> **MATERIAL FOR THIS TASK**
**********
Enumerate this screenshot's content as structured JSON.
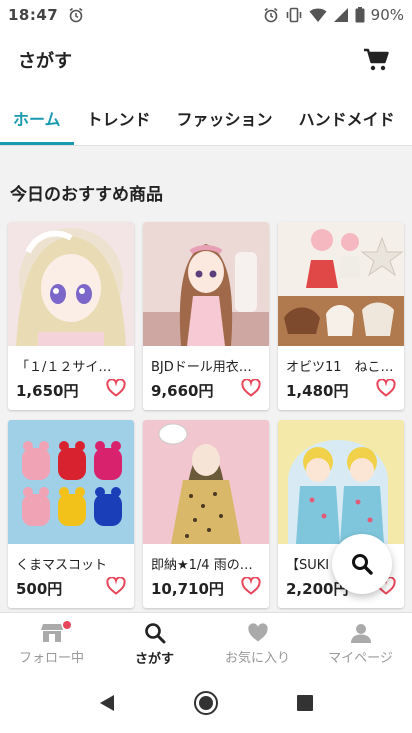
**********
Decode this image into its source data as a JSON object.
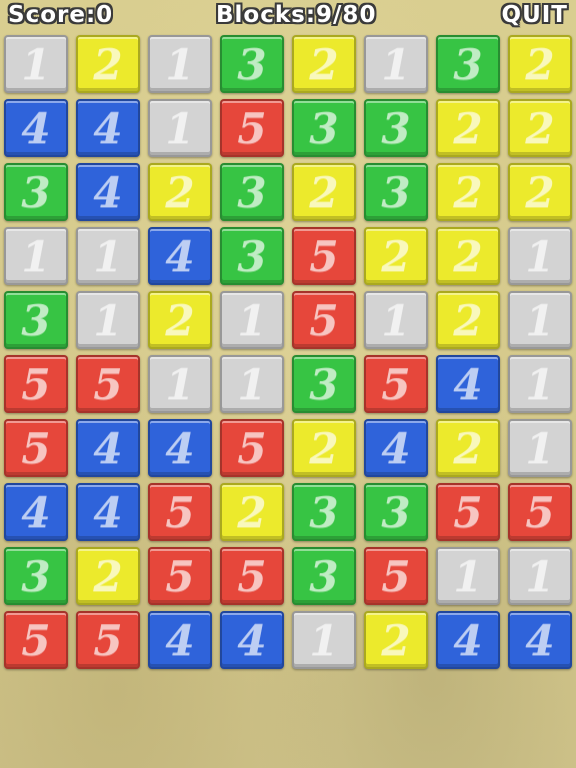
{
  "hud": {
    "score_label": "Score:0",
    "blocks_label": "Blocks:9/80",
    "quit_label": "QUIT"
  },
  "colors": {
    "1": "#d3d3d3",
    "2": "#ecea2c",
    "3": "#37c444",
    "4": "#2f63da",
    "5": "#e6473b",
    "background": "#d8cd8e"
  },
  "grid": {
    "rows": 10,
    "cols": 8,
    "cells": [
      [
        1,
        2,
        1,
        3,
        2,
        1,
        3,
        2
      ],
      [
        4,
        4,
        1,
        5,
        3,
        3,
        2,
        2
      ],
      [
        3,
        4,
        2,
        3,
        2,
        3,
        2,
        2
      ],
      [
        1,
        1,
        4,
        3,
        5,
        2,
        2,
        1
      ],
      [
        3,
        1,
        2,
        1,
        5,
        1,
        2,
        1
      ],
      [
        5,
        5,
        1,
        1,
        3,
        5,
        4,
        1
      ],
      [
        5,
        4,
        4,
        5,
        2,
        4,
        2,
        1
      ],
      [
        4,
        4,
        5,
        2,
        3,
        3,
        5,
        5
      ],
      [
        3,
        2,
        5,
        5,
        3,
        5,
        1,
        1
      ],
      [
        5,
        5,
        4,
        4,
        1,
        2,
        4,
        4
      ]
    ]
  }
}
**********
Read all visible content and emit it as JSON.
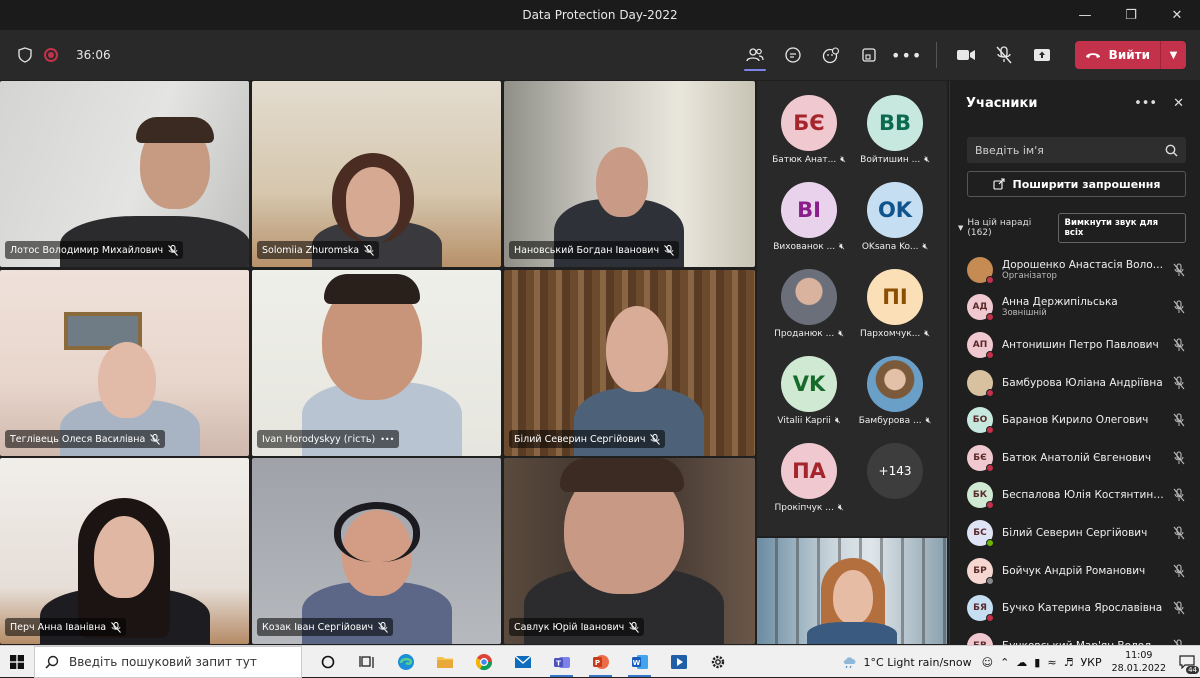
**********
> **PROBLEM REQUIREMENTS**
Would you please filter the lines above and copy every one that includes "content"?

> **YOUR RESPONSE**
Enumerate this screenshot's content as structured JSON.
Read all visible content and emit it as JSON.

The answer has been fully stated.